BREXMAS is coming, the goose is getting fat. That’s because it’s been injected with growth hormone, of course, but let’s not spoil the magic for the kids! Have you put your tree up yet, in readiness for tearing it down and stamping on it at the stroke of midnight on December 31?

It’s bizarre that boring old Christmas has dominated the headlines and Cobra chat this week, when a once-in-a-lifetime special day is fast approaching. Surely we can forego gathering together on December 25, with all the dangers that would pose, and wait just one more week to celebrate getting Brexit done? Opening thoughtful gifts from loved ones is all very well, but have you tried taking back control by throwing them all onto a bonfire?

The modern “holiday season” with its candy canes and Coca-Cola just doesn’t feel very British at all. Can’t we leave aside the “goodwill to all men” rubbish for one year and focus on goodwill to British men? And British women too, I suppose, unless they start moaning about how they’ll be hit hardest by the economic downturn, unemployment crisis and any forthcoming rollback of workers’ rights. No-one likes a party pooper.

There’s absolutely no need to bubble up for your Brexmas celebrations – what better way to celebrate a future of splendid isolation than sitting by yourself?

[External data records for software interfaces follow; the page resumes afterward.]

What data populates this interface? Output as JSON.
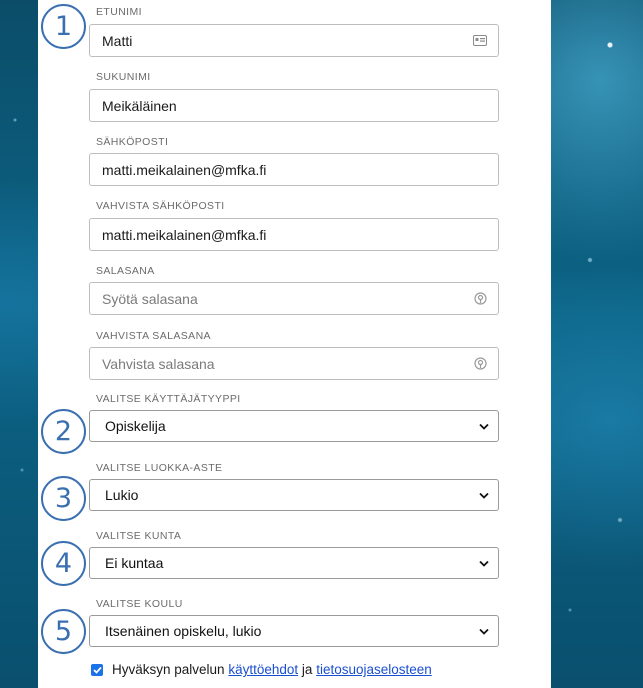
{
  "fields": {
    "first_name": {
      "label": "ETUNIMI",
      "value": "Matti"
    },
    "last_name": {
      "label": "SUKUNIMI",
      "value": "Meikäläinen"
    },
    "email": {
      "label": "SÄHKÖPOSTI",
      "value": "matti.meikalainen@mfka.fi"
    },
    "email_confirm": {
      "label": "VAHVISTA SÄHKÖPOSTI",
      "value": "matti.meikalainen@mfka.fi"
    },
    "password": {
      "label": "SALASANA",
      "placeholder": "Syötä salasana"
    },
    "password_confirm": {
      "label": "VAHVISTA SALASANA",
      "placeholder": "Vahvista salasana"
    }
  },
  "selects": {
    "user_type": {
      "label": "VALITSE KÄYTTÄJÄTYYPPI",
      "value": "Opiskelija"
    },
    "grade": {
      "label": "VALITSE LUOKKA-ASTE",
      "value": "Lukio"
    },
    "municipality": {
      "label": "VALITSE KUNTA",
      "value": "Ei kuntaa"
    },
    "school": {
      "label": "VALITSE KOULU",
      "value": "Itsenäinen opiskelu, lukio"
    }
  },
  "steps": [
    "1",
    "2",
    "3",
    "4",
    "5"
  ],
  "consent": {
    "checked": true,
    "prefix": "Hyväksyn palvelun",
    "terms_link": "käyttöehdot",
    "joiner": "ja",
    "privacy_link": "tietosuojaselosteen"
  },
  "colors": {
    "step_accent": "#3a6fb0",
    "link": "#1a4fd0",
    "checkbox": "#1a73e8"
  },
  "icons": {
    "first_name": "contact-card-icon",
    "password": "password-reveal-icon",
    "select": "chevron-down-icon"
  }
}
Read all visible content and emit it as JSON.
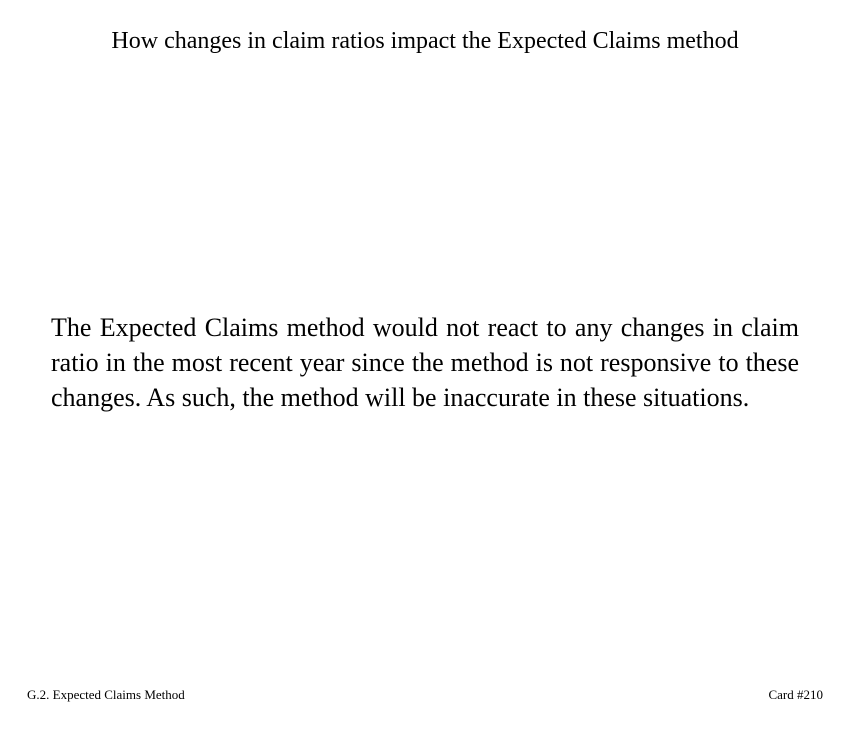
{
  "card": {
    "title": "How changes in claim ratios impact the Expected Claims method",
    "body": "The Expected Claims method would not react to any changes in claim ratio in the most recent year since the method is not responsive to these changes.  As such, the method will be inaccurate in these situations.",
    "section": "G.2. Expected Claims Method",
    "card_number": "Card #210"
  }
}
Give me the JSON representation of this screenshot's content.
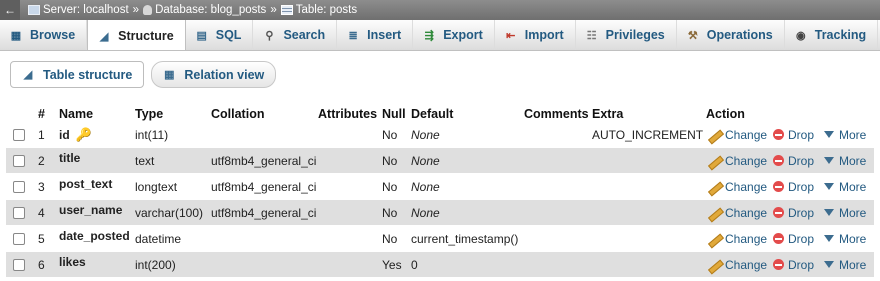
{
  "breadcrumb": {
    "server_label": "Server: localhost",
    "database_label": "Database: blog_posts",
    "table_label": "Table: posts",
    "separator": "»"
  },
  "tabs": [
    {
      "label": "Browse",
      "icon": "browse-icon",
      "active": false
    },
    {
      "label": "Structure",
      "icon": "structure-icon",
      "active": true
    },
    {
      "label": "SQL",
      "icon": "sql-icon",
      "active": false
    },
    {
      "label": "Search",
      "icon": "search-icon",
      "active": false
    },
    {
      "label": "Insert",
      "icon": "insert-icon",
      "active": false
    },
    {
      "label": "Export",
      "icon": "export-icon",
      "active": false
    },
    {
      "label": "Import",
      "icon": "import-icon",
      "active": false
    },
    {
      "label": "Privileges",
      "icon": "privileges-icon",
      "active": false
    },
    {
      "label": "Operations",
      "icon": "operations-icon",
      "active": false
    },
    {
      "label": "Tracking",
      "icon": "tracking-icon",
      "active": false
    }
  ],
  "subtabs": {
    "table_structure": "Table structure",
    "relation_view": "Relation view"
  },
  "columns": {
    "num": "#",
    "name": "Name",
    "type": "Type",
    "collation": "Collation",
    "attributes": "Attributes",
    "null": "Null",
    "default": "Default",
    "comments": "Comments",
    "extra": "Extra",
    "action": "Action"
  },
  "actions": {
    "change": "Change",
    "drop": "Drop",
    "more": "More"
  },
  "rows": [
    {
      "num": "1",
      "name": "id",
      "type": "int(11)",
      "collation": "",
      "attributes": "",
      "null": "No",
      "default": "None",
      "comments": "",
      "extra": "AUTO_INCREMENT",
      "primary_key": true
    },
    {
      "num": "2",
      "name": "title",
      "type": "text",
      "collation": "utf8mb4_general_ci",
      "attributes": "",
      "null": "No",
      "default": "None",
      "comments": "",
      "extra": ""
    },
    {
      "num": "3",
      "name": "post_text",
      "type": "longtext",
      "collation": "utf8mb4_general_ci",
      "attributes": "",
      "null": "No",
      "default": "None",
      "comments": "",
      "extra": ""
    },
    {
      "num": "4",
      "name": "user_name",
      "type": "varchar(100)",
      "collation": "utf8mb4_general_ci",
      "attributes": "",
      "null": "No",
      "default": "None",
      "comments": "",
      "extra": ""
    },
    {
      "num": "5",
      "name": "date_posted",
      "type": "datetime",
      "collation": "",
      "attributes": "",
      "null": "No",
      "default": "current_timestamp()",
      "comments": "",
      "extra": ""
    },
    {
      "num": "6",
      "name": "likes",
      "type": "int(200)",
      "collation": "",
      "attributes": "",
      "null": "Yes",
      "default": "0",
      "comments": "",
      "extra": ""
    }
  ],
  "colors": {
    "link": "#235a81",
    "row_shade": "#dfdfdf",
    "drop_red": "#e34b4b",
    "key_gold": "#d8a200"
  }
}
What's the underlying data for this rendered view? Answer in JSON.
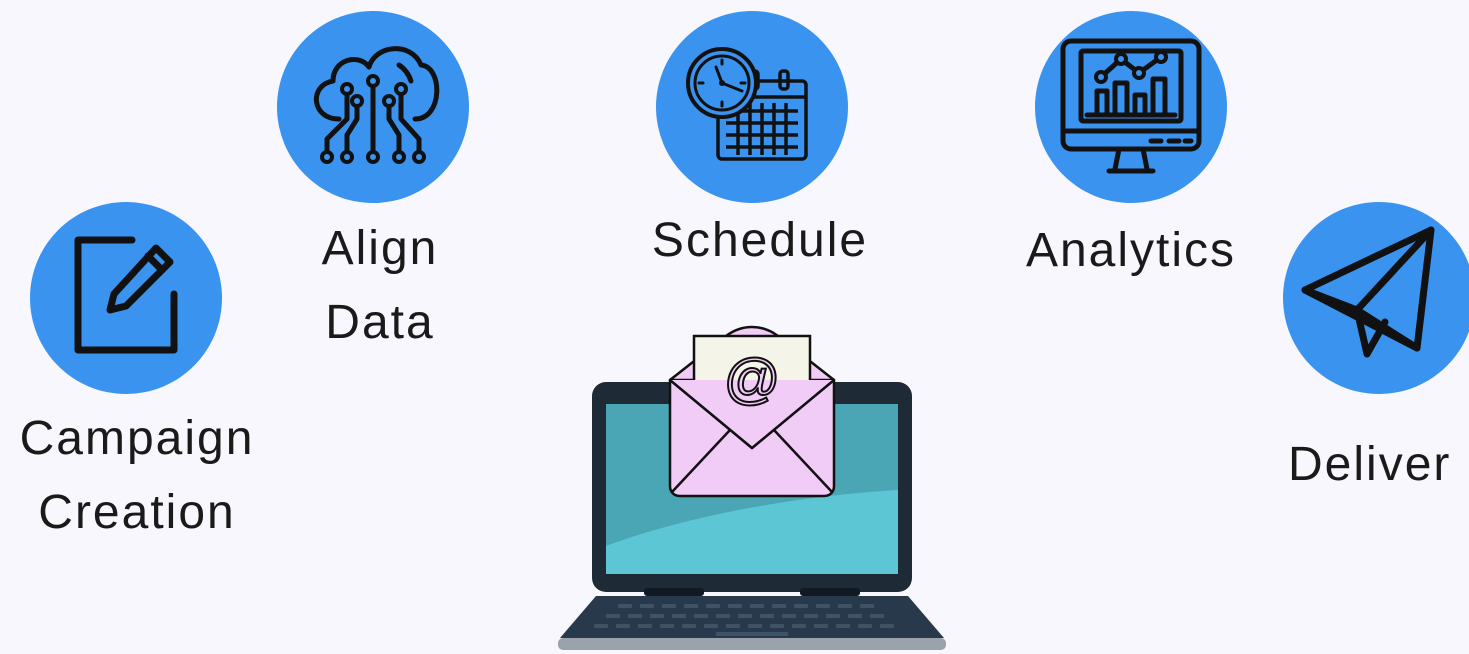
{
  "steps": [
    {
      "id": "campaign",
      "lines": [
        "Campaign",
        "Creation"
      ],
      "icon": "edit-icon"
    },
    {
      "id": "align",
      "lines": [
        "Align",
        "Data"
      ],
      "icon": "cloud-network-icon"
    },
    {
      "id": "schedule",
      "lines": [
        "Schedule"
      ],
      "icon": "clock-calendar-icon"
    },
    {
      "id": "analytics",
      "lines": [
        "Analytics"
      ],
      "icon": "monitor-chart-icon"
    },
    {
      "id": "deliver",
      "lines": [
        "Deliver"
      ],
      "icon": "paper-plane-icon"
    }
  ],
  "center": {
    "icon": "laptop-email-icon",
    "envelope_symbol": "@"
  },
  "colors": {
    "background": "#f7f7fd",
    "circle": "#3a93ef",
    "icon_stroke": "#111111",
    "text": "#1a1a1a",
    "laptop_frame": "#1e2b36",
    "screen": "#5cc6d5",
    "envelope": "#f1ccf7",
    "letter": "#f5f4e8"
  }
}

Any inconvenient children can be locked in their rooms with an Enid Blyton compendium. Just make sure it’s not been tampered with by the PC Gone Mad brigade to remove any good old-fashioned British xenophobia.

If you’re unfortunate enough to have a live-in partner, the best strategy will be to simply walk away from talks with them a few days before the final countdown, shaking your head and muttering about “red lines”.

Of course, the destructive, deranged and delirious activities of committed Brexiteers on December 31 will be merely the prelude to the event of the year – the Festival of Brexit! I speak not of Festival UK* 2022 (*working title), which we should probably not keep calling the Festival of Brexit even though it’s a festival that was dreamed up to try and con people into thinking the UK is flourishing as a result of Brexit (rather than in spite of it). We should instead call it by its far catchier official name of “Festival UK* 2022 (*working title)”.

For this festival, umpteen creative teams will put their heads together to develop “open, original and optimistic ideas”, 10 of which will be chosen for development into large-scale public engagement projects. There will be scientists involved. And engineers. And mathematicians. They will create, and innovate.

What does this all mean? I’m not sure anybody knows, but let’s not knock it just for the sake of it. Folk from Celtic Connections, the National Theatre of Scotland and Edinburgh International Festival are involved, to name but a few, and the cultural sector certainly needs the boost. Let’s not pretend the choice is between funding the arts and feeding the weans. That’s exactly what they want – us little folk fighting for scraps while their cronies jet off on holiday with their ill-gotten PPE profits.

The real Festival of Brexit will take place next year, in the Westminster big top. Roll up, roll up for Tory MPs performing mental gymnastics and dazzling us with their declarations that everything is going brilliantly and this is what you voted for, plebs, so don’t come crying now just because your prescription’s overdue.

Freedom of movement may be ending, but expect Michael Gove to put on an exhausting display combining parkour and body-popping, showcasing the impressive range of movements that are still entirely possible, if only one has downed a pint of British craft beer and inhaled a packet of sherbet.

Priti Patel will smirk her way through a terrifying dramatic monologue demonstrating the UK’s new approach to extradition, which will involve her entering a prison cell and personally shouting and swearing at the accused until they start weeping and agree to take the next flight home.

Rumours abound that if the price of dairy products rises over a certain threshold, International Trade Secretary Liz Truss will be lowered into the House of Commons on a giant wheel of cheddar, singing a cover version of Jessie J’s hit Price Tag while dressed in an elaborate mouse costume. Google searches for “price of cheese” will yield pages of analysis of this performance by political commentators, and hundreds of related cat memes, thereby making the price of cheese impossible to ascertain without visiting a supermarket and asking the security guard to open a special fridge.

The Cabinet contortionists will assure everyone that queues of lorries, forests of customs paperwork and begging Joe Biden to hold hands are a price worth paying for the even Greater Britain that’s just around the corner. “No pain, no gain!” a sweating Dominic Raab will scream as his bare flesh makes contact with a bed of red, white and blue nails.

One million Zoom tickets for this spectacle will be released every week from January, priced at £3.50 each. All proceeds go to the NHS so dig deep, folks!

And until then, for every deluded soul who will be celebrating the worst decision Britain has ever made, best wishes for an appropriately dark, cold and solitary Brexmas.